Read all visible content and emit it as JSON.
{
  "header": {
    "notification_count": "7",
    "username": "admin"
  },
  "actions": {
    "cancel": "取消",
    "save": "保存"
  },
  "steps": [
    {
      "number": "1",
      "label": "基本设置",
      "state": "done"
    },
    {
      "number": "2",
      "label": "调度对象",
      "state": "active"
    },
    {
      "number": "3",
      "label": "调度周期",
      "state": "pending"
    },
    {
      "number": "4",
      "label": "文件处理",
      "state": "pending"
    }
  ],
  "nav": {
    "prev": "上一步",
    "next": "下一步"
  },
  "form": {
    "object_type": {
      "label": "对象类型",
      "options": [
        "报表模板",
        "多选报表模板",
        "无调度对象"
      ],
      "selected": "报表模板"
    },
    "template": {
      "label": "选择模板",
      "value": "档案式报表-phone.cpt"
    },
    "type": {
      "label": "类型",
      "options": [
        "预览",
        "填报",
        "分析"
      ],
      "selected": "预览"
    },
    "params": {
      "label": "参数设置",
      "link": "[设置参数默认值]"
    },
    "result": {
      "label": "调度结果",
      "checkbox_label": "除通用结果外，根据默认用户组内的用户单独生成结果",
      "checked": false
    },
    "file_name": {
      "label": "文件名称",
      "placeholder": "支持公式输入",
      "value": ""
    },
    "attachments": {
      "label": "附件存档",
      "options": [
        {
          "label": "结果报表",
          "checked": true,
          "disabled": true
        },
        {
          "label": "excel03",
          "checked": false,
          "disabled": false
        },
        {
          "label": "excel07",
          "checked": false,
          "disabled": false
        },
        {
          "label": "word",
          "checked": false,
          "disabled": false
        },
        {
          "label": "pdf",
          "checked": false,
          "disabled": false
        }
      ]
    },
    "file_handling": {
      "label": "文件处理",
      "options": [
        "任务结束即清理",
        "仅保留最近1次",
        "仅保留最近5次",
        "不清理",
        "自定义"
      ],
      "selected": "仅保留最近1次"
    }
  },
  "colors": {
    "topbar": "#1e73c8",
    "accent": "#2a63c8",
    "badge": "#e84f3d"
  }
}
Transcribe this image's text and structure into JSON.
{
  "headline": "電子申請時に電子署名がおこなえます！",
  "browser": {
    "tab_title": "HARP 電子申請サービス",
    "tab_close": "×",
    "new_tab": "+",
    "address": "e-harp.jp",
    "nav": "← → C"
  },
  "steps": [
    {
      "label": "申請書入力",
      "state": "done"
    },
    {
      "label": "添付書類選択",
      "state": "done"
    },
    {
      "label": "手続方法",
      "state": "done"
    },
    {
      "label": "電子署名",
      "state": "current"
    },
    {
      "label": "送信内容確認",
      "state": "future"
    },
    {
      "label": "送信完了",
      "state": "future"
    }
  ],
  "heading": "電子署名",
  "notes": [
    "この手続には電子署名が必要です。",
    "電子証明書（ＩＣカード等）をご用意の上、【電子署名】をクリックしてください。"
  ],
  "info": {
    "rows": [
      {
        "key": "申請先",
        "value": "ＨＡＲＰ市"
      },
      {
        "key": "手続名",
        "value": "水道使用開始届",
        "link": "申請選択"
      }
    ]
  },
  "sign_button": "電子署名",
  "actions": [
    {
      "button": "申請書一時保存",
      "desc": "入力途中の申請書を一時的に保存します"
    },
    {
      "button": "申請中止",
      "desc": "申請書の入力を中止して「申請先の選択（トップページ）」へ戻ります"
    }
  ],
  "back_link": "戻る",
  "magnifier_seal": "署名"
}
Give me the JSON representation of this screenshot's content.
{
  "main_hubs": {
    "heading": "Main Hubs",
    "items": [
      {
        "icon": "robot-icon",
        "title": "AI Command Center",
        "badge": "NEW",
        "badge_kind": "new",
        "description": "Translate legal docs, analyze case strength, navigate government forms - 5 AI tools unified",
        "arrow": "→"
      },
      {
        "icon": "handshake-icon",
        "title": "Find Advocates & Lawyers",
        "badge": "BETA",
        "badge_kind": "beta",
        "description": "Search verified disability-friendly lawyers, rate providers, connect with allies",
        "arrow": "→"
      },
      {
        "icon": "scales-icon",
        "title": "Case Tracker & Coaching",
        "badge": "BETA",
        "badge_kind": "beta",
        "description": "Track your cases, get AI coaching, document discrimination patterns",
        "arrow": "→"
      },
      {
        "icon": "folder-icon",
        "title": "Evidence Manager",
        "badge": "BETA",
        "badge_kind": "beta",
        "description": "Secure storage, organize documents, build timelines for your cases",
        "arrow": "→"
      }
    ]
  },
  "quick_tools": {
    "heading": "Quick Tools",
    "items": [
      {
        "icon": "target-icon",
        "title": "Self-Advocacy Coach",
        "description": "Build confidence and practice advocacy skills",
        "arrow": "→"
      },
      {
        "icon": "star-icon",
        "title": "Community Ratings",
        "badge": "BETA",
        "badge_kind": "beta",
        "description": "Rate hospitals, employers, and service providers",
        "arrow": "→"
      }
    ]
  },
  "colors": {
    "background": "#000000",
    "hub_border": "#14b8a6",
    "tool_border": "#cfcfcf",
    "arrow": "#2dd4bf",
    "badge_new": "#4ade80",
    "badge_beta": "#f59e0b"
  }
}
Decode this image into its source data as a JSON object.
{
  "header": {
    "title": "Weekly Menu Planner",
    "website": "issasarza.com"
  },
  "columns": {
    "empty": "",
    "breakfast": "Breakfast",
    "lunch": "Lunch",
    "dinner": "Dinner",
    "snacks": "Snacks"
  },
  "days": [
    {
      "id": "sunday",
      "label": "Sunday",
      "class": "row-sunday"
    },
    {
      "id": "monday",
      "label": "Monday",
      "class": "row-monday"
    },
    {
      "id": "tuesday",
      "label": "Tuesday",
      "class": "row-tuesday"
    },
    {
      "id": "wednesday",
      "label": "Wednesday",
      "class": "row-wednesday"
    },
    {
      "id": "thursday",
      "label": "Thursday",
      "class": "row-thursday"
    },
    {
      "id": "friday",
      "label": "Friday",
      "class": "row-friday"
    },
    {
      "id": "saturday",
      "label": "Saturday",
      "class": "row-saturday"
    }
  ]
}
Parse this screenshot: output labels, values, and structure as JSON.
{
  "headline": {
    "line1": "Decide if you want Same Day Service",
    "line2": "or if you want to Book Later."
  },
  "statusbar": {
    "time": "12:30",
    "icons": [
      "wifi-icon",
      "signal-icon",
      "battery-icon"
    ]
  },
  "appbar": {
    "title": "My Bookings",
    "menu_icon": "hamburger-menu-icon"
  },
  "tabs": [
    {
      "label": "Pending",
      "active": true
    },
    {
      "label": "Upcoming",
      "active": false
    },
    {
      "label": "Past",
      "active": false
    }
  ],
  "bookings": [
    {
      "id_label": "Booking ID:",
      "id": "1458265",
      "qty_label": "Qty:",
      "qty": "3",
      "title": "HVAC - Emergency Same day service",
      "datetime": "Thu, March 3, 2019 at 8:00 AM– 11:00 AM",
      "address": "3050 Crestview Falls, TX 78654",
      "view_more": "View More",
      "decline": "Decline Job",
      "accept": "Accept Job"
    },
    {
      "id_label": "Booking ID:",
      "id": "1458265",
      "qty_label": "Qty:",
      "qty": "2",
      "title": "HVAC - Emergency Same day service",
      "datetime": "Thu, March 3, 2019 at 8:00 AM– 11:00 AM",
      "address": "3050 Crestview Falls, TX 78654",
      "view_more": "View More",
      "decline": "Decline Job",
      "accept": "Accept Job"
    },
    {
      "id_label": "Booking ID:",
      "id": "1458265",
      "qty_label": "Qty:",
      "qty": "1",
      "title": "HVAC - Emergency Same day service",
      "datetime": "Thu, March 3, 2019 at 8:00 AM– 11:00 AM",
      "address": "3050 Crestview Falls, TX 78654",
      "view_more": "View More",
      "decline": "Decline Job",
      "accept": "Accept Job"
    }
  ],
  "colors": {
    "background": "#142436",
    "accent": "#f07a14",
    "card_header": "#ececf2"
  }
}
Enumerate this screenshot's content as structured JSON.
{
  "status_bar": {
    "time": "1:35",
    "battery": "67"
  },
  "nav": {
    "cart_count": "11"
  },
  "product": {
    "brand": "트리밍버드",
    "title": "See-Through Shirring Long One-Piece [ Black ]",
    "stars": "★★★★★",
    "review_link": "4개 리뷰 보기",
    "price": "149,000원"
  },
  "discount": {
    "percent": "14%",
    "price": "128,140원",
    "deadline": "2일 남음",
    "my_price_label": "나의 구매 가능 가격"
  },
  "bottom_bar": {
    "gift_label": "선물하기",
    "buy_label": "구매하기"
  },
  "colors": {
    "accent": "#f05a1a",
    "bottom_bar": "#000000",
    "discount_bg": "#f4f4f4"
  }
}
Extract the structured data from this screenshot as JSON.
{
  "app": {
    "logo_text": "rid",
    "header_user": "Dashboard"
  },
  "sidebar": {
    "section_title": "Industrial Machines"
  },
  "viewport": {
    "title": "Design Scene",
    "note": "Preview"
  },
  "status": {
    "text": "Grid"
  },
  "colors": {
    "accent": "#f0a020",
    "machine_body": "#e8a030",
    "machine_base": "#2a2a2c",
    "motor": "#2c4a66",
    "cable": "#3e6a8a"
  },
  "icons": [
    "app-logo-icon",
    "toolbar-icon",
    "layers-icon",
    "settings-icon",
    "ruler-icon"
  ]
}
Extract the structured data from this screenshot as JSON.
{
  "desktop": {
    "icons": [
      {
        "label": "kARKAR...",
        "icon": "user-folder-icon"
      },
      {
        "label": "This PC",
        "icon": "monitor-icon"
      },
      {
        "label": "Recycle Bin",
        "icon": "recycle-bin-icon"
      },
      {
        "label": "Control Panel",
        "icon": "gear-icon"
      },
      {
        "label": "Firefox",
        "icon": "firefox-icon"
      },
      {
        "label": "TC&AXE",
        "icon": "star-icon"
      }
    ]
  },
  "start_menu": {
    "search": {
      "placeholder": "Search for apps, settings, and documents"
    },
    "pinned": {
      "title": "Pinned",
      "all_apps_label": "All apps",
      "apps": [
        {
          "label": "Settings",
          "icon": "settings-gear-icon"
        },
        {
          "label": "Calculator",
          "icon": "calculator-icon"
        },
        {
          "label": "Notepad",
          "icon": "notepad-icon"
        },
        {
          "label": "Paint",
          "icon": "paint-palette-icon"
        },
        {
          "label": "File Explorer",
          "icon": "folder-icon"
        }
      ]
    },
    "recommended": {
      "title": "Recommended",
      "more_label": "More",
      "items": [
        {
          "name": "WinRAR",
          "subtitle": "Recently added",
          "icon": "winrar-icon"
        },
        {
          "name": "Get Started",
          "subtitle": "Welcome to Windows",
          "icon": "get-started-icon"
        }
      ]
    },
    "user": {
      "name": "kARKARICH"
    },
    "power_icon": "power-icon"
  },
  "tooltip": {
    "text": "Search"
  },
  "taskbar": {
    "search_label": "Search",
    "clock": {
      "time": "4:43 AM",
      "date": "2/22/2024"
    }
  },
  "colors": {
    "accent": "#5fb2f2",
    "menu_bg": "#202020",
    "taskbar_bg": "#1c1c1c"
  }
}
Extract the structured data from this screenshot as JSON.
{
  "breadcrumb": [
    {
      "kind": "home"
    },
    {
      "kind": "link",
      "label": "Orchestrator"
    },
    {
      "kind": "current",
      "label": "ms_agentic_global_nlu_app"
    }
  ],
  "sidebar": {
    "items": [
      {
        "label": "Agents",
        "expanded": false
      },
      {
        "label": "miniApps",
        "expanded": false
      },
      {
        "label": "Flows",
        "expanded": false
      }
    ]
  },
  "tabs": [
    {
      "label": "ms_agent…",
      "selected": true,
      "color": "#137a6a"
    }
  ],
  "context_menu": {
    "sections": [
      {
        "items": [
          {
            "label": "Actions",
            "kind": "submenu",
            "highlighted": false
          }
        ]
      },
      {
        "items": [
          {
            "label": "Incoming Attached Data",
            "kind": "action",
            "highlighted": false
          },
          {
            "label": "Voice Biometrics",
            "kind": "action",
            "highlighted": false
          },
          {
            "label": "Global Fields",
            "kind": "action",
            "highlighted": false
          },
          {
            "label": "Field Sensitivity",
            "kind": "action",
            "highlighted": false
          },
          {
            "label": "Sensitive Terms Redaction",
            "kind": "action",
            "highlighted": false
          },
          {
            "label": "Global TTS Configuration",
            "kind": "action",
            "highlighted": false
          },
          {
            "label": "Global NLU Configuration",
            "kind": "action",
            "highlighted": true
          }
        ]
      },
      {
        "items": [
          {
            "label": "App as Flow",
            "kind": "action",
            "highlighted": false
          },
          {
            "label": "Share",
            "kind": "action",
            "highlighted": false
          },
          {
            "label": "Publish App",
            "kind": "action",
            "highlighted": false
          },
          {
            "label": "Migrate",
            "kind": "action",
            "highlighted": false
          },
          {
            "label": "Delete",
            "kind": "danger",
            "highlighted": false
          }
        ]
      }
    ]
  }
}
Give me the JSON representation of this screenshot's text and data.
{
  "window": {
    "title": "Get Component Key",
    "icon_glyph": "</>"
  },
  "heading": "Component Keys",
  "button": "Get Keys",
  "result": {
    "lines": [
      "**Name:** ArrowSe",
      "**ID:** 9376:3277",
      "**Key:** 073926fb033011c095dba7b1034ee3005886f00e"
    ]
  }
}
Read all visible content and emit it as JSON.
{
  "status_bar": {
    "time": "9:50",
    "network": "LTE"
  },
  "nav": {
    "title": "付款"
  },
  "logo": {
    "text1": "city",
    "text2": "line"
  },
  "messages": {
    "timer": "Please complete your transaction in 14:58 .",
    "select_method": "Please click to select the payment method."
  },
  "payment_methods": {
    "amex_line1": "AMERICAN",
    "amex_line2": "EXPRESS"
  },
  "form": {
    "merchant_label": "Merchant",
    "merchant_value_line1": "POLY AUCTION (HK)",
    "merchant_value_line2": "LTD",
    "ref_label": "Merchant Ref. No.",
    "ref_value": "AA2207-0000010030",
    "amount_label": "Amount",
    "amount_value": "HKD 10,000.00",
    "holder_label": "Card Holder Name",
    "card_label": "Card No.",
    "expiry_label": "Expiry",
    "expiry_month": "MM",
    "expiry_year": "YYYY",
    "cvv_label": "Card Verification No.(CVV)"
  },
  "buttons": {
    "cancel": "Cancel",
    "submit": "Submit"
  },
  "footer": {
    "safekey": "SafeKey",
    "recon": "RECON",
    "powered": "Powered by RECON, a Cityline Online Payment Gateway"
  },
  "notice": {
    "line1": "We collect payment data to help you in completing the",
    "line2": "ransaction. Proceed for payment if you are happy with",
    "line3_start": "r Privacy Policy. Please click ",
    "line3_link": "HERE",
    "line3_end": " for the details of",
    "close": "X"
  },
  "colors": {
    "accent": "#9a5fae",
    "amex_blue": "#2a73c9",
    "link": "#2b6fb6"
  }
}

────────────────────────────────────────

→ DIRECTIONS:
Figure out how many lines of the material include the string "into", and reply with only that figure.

→ RESULT FOR THIS EXERCISE:
2